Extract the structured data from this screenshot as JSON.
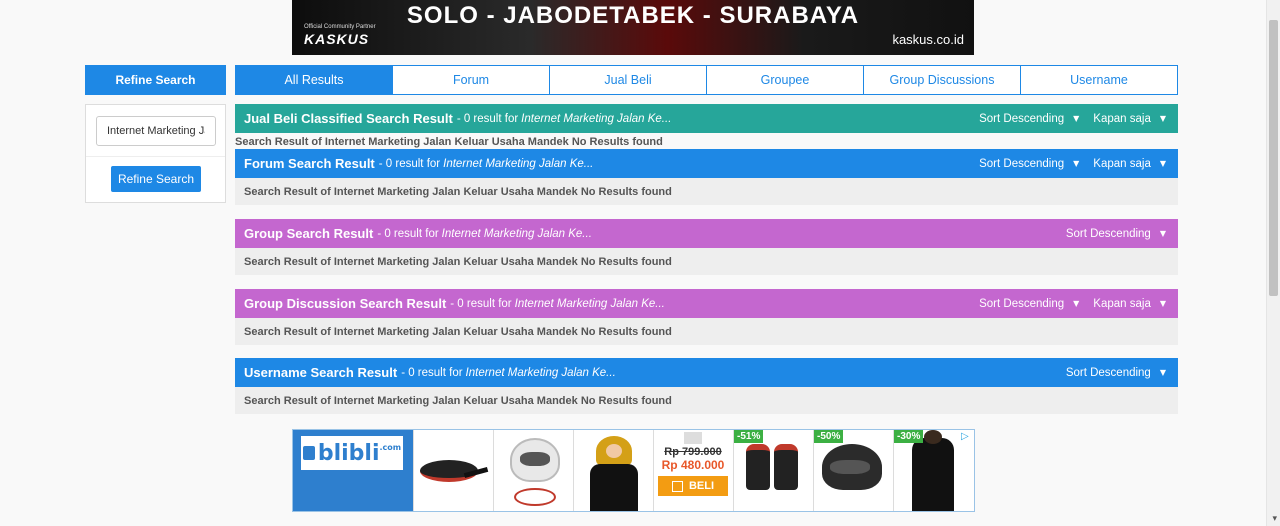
{
  "top_banner": {
    "headline": "SOLO - JABODETABEK - SURABAYA",
    "partner_note": "Official Community Partner",
    "brand": "KASKUS",
    "site": "kaskus.co.id"
  },
  "refine": {
    "header": "Refine Search",
    "query_value": "Internet Marketing Jalan Keluar Usaha Mandek",
    "button_label": "Refine Search"
  },
  "tabs": [
    {
      "label": "All Results",
      "active": true
    },
    {
      "label": "Forum",
      "active": false
    },
    {
      "label": "Jual Beli",
      "active": false
    },
    {
      "label": "Groupee",
      "active": false
    },
    {
      "label": "Group Discussions",
      "active": false
    },
    {
      "label": "Username",
      "active": false
    }
  ],
  "sections": [
    {
      "title": "Jual Beli Classified Search Result",
      "count": "- 0 result for",
      "query": "Internet Marketing Jalan Ke...",
      "sort": "Sort Descending",
      "time": "Kapan saja",
      "color": "#26a69a",
      "message": "Search Result of Internet Marketing Jalan Keluar Usaha Mandek No Results found"
    },
    {
      "title": "Forum Search Result",
      "count": "- 0 result for",
      "query": "Internet Marketing Jalan Ke...",
      "sort": "Sort Descending",
      "time": "Kapan saja",
      "color": "#1e88e5",
      "message": "Search Result of Internet Marketing Jalan Keluar Usaha Mandek No Results found"
    },
    {
      "title": "Group Search Result",
      "count": "- 0 result for",
      "query": "Internet Marketing Jalan Ke...",
      "sort": "Sort Descending",
      "color": "#c467cf",
      "message": "Search Result of Internet Marketing Jalan Keluar Usaha Mandek No Results found"
    },
    {
      "title": "Group Discussion Search Result",
      "count": "- 0 result for",
      "query": "Internet Marketing Jalan Ke...",
      "sort": "Sort Descending",
      "time": "Kapan saja",
      "color": "#c467cf",
      "message": "Search Result of Internet Marketing Jalan Keluar Usaha Mandek No Results found"
    },
    {
      "title": "Username Search Result",
      "count": "- 0 result for",
      "query": "Internet Marketing Jalan Ke...",
      "sort": "Sort Descending",
      "color": "#1e88e5",
      "message": "Search Result of Internet Marketing Jalan Keluar Usaha Mandek No Results found"
    }
  ],
  "bottom_ad": {
    "logo_text": "blibli",
    "logo_sup": ".com",
    "old_price": "Rp 799.000",
    "new_price": "Rp 480.000",
    "buy_label": "BELI",
    "badges": [
      "-51%",
      "-50%",
      "-30%"
    ]
  }
}
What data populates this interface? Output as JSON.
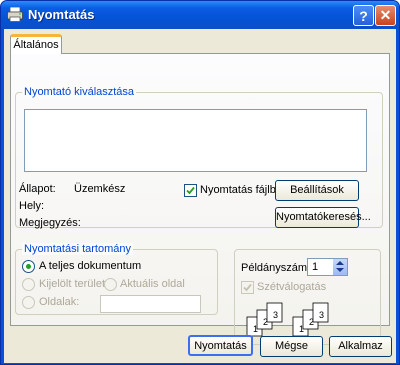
{
  "window": {
    "title": "Nyomtatás",
    "help_glyph": "?",
    "close_glyph": "✕"
  },
  "tabs": [
    {
      "label": "Általános"
    }
  ],
  "printer_group": {
    "title": "Nyomtató kiválasztása",
    "status_label": "Állapot:",
    "status_value": "Üzemkész",
    "location_label": "Hely:",
    "comment_label": "Megjegyzés:",
    "print_to_file": {
      "label": "Nyomtatás fájlba",
      "checked": true
    },
    "settings_button": "Beállítások",
    "find_printer_button": "Nyomtatókeresés..."
  },
  "range_group": {
    "title": "Nyomtatási tartomány",
    "all_option": "A teljes dokumentum",
    "selection_option": "Kijelölt terület",
    "current_page_option": "Aktuális oldal",
    "pages_option": "Oldalak:",
    "pages_value": ""
  },
  "copies": {
    "label": "Példányszám:",
    "value": "1",
    "collate_label": "Szétválogatás",
    "collate_checked": true,
    "collate_disabled": true,
    "page_numbers": [
      "1",
      "2",
      "3"
    ]
  },
  "buttons": {
    "print": "Nyomtatás",
    "cancel": "Mégse",
    "apply": "Alkalmaz"
  },
  "colors": {
    "titlebar": "#0553d6",
    "group_title": "#0046d5",
    "dialog_bg": "#ece9d8"
  }
}
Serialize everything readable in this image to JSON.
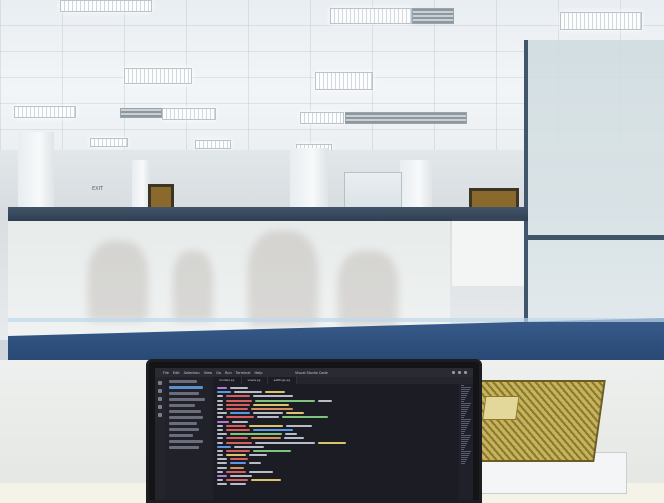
{
  "scene": {
    "sign_text": "EXIT",
    "window_title": "Visual Studio Code",
    "menu": [
      "File",
      "Edit",
      "Selection",
      "View",
      "Go",
      "Run",
      "Terminal",
      "Help"
    ],
    "tabs": [
      "models.py",
      "views.py",
      "settings.py"
    ]
  },
  "colors": {
    "ledge_blue": "#2e4f7c",
    "partition_frame": "#41566a",
    "editor_bg": "#1c1c24",
    "book_gold": "#c7b35a"
  }
}
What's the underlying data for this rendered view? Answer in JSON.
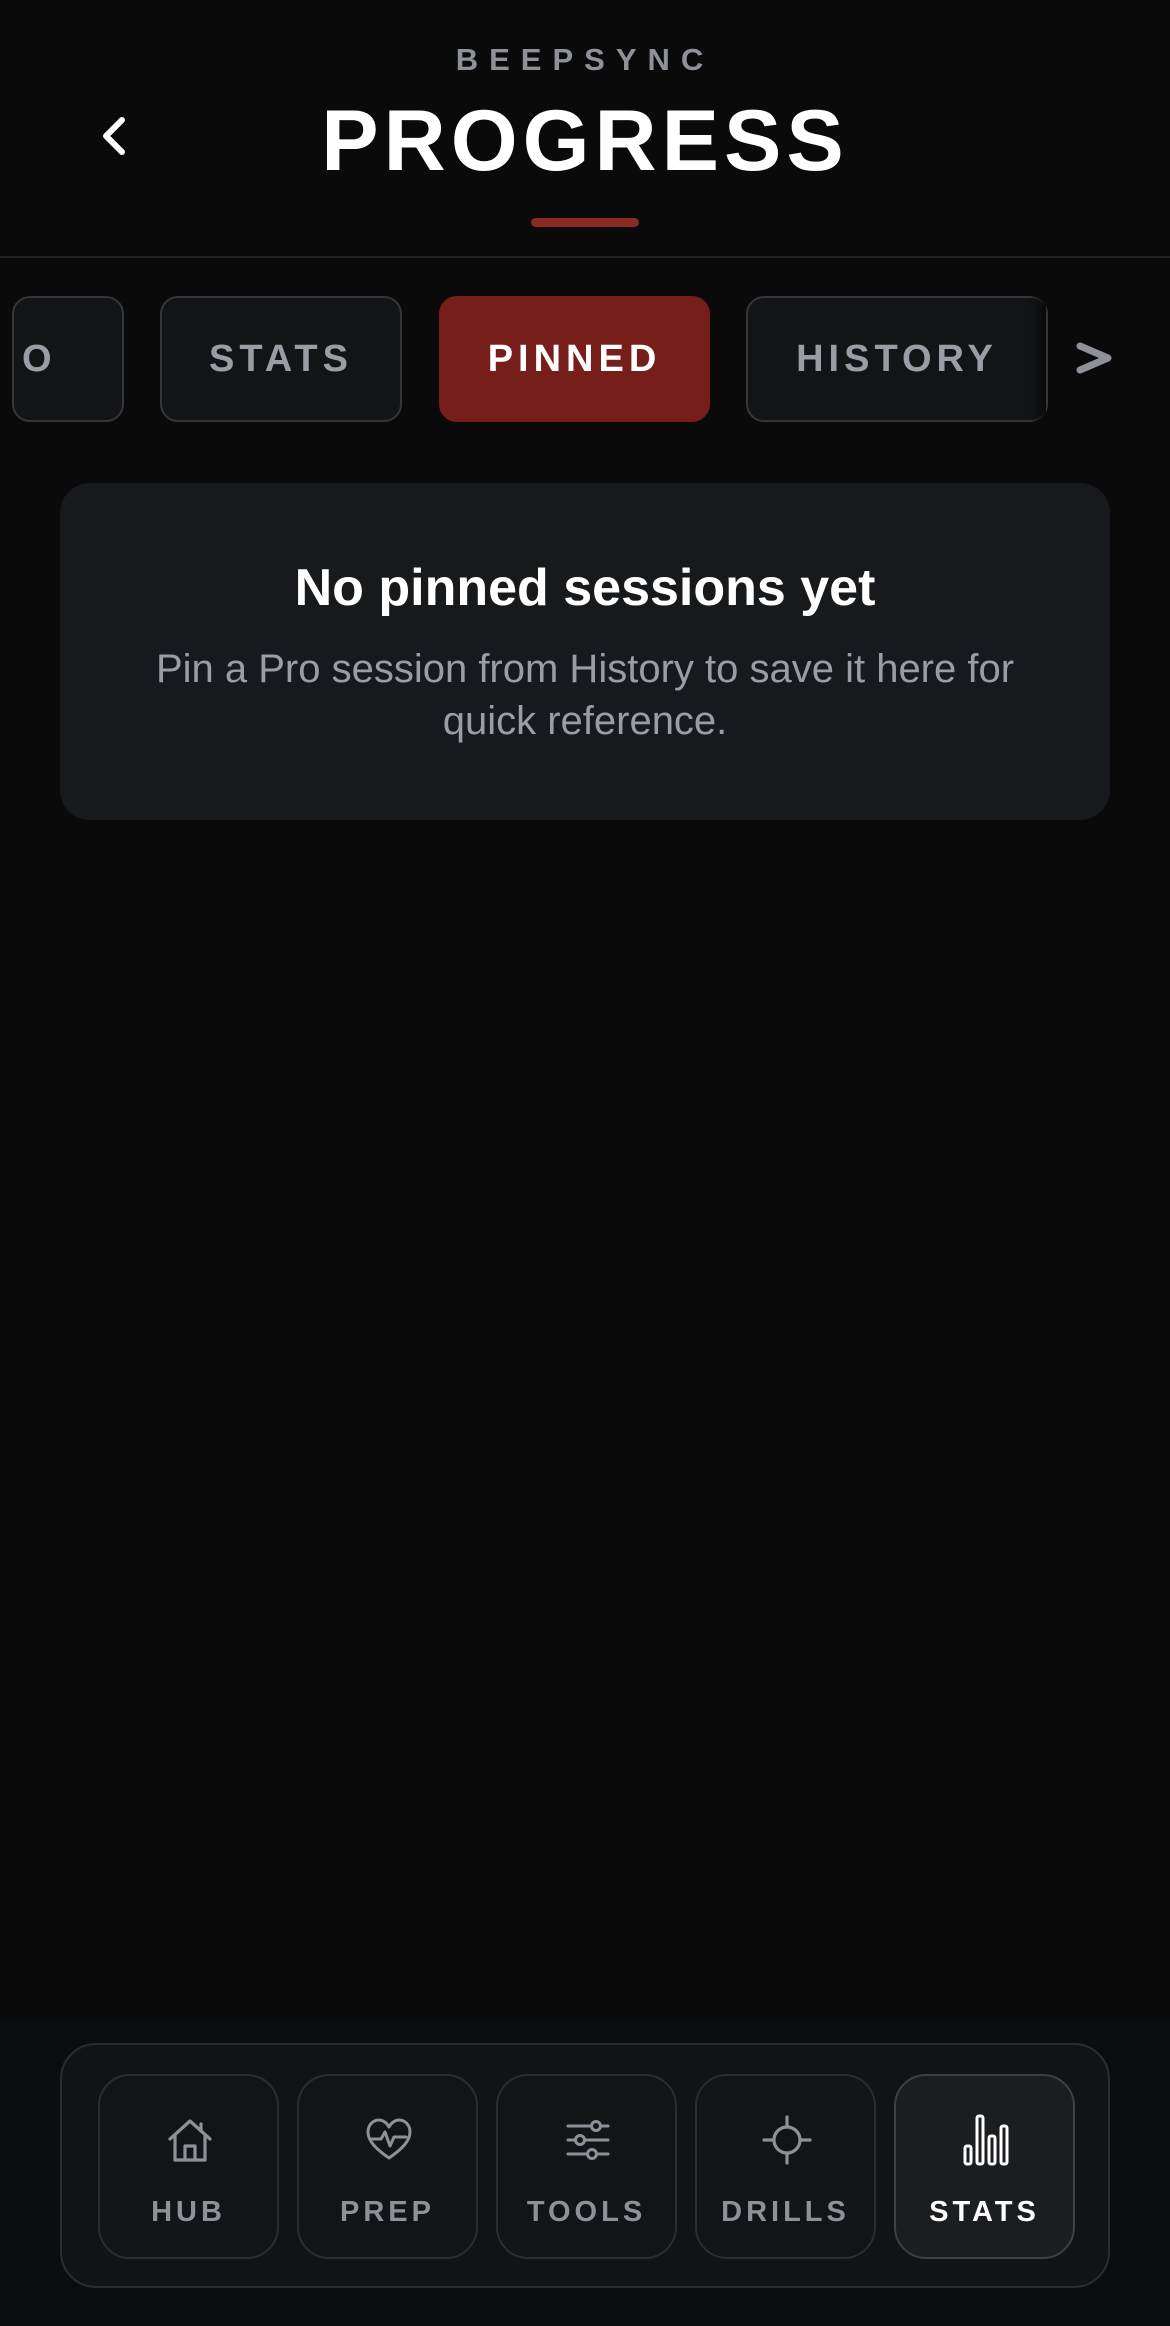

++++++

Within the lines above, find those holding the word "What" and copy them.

What data populates this interface? Output as JSON.
What's the underlying data for this rendered view? Answer in JSON.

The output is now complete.